§ EXERCISE
Below are records; copy every line among them that contains the word "phone".
*** STUDY MATERIAL ***
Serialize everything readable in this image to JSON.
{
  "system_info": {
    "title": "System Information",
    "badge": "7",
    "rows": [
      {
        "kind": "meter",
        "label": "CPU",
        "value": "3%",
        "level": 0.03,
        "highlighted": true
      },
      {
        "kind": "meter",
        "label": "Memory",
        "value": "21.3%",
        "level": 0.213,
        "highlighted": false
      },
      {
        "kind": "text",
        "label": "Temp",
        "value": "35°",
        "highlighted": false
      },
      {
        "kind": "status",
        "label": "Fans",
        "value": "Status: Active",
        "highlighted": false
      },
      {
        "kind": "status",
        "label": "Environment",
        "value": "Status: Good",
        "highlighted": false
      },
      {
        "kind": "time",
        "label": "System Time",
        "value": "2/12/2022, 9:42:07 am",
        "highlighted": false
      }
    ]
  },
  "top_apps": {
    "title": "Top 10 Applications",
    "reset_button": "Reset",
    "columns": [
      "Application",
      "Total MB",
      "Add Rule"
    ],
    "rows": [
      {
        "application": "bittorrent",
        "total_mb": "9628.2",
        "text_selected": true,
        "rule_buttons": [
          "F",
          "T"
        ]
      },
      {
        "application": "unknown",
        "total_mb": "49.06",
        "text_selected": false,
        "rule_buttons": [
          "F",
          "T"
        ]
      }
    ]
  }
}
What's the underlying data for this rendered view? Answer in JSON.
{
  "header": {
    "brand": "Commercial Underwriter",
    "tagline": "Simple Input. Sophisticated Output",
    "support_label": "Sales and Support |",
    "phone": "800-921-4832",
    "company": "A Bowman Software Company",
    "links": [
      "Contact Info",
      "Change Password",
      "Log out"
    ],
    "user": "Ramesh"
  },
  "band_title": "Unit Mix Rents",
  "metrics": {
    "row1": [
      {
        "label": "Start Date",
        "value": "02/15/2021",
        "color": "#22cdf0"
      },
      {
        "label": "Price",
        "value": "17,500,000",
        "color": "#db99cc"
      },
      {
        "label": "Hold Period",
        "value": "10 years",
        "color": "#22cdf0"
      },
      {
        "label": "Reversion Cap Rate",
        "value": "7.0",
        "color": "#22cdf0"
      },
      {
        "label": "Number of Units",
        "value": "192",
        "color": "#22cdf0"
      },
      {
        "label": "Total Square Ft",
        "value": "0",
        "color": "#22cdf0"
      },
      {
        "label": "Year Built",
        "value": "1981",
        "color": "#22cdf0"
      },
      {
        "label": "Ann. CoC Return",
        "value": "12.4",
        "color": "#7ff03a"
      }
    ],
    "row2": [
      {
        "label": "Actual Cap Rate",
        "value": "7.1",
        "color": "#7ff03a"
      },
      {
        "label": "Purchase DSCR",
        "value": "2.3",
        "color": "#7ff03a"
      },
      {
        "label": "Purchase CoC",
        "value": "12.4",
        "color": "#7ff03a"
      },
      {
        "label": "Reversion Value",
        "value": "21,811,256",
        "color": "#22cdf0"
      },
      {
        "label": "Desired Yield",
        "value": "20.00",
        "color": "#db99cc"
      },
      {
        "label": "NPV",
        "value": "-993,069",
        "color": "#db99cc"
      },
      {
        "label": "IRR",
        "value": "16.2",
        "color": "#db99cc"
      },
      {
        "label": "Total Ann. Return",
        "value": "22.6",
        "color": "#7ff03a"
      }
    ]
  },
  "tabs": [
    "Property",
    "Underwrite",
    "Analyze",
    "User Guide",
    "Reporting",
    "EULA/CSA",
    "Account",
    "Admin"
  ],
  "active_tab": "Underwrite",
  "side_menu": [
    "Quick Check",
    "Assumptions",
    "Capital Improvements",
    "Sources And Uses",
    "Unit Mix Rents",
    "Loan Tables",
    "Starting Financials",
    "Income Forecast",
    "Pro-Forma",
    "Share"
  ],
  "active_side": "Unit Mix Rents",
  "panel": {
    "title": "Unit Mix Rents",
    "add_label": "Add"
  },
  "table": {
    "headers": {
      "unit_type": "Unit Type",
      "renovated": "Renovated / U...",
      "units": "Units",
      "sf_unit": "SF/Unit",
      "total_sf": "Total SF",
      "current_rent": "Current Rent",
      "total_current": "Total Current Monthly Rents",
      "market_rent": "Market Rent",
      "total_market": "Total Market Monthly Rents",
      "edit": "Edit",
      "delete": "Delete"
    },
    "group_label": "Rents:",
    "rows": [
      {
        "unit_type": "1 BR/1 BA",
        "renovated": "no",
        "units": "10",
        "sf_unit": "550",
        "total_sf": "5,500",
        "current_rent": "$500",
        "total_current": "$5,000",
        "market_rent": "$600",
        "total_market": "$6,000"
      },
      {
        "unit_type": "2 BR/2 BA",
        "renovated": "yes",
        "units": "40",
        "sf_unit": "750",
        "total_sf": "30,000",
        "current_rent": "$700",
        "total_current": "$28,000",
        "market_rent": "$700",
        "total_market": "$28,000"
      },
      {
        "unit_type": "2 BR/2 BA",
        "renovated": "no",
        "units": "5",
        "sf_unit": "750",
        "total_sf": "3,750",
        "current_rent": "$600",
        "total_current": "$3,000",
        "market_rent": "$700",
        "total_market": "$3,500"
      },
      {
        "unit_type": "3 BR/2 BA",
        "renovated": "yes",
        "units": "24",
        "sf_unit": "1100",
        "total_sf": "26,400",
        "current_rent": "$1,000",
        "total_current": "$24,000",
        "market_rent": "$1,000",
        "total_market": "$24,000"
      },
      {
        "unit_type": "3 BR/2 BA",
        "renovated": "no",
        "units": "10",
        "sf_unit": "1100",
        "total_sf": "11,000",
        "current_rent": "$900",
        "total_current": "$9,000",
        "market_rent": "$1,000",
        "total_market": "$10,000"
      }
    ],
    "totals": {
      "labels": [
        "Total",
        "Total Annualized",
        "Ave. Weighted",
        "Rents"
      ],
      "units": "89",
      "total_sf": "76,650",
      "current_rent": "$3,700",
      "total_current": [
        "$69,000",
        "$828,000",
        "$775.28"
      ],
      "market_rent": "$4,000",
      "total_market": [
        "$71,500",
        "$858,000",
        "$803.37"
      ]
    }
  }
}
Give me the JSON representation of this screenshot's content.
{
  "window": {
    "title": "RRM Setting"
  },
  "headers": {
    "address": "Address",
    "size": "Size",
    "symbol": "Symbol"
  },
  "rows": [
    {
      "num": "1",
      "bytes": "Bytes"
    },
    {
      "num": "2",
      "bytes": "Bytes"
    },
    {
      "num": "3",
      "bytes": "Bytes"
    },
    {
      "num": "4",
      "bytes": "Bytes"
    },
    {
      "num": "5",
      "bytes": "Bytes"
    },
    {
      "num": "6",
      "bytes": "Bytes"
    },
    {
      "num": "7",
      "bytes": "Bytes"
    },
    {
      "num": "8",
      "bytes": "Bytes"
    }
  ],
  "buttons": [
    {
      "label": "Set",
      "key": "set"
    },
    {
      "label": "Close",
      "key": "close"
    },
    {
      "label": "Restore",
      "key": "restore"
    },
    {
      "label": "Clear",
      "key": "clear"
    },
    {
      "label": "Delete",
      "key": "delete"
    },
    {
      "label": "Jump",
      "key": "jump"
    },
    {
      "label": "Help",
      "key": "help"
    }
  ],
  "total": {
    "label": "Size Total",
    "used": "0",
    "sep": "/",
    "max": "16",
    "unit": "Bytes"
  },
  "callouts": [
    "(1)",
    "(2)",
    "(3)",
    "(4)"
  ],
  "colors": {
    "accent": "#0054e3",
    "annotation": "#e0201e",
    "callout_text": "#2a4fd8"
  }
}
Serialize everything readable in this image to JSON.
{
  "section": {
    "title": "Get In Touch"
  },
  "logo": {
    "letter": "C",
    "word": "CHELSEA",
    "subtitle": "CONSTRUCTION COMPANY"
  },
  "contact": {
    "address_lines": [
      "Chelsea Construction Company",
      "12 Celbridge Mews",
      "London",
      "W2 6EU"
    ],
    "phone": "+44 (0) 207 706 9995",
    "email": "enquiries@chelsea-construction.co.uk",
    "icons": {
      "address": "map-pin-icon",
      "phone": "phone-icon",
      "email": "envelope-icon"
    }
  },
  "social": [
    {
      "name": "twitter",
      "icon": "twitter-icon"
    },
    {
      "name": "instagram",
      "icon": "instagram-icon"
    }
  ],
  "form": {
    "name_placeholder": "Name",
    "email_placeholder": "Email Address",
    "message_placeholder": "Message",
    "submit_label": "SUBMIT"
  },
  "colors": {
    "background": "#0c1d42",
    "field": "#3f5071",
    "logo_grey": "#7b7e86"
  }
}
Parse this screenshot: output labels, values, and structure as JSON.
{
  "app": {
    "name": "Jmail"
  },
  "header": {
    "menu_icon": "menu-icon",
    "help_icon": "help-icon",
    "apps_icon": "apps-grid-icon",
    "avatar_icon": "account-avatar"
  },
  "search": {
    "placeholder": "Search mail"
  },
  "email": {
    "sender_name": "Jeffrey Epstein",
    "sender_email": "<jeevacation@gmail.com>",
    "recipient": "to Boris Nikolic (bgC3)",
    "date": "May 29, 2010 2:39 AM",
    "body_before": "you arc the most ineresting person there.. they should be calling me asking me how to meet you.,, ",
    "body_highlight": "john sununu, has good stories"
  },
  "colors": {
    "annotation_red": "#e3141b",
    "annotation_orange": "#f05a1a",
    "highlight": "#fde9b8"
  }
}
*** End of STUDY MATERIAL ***
§ RESULT OF THIS EXERCISE
    "phone": "800-921-4832",
    "phone": "+44 (0) 207 706 9995",
      "phone": "phone-icon",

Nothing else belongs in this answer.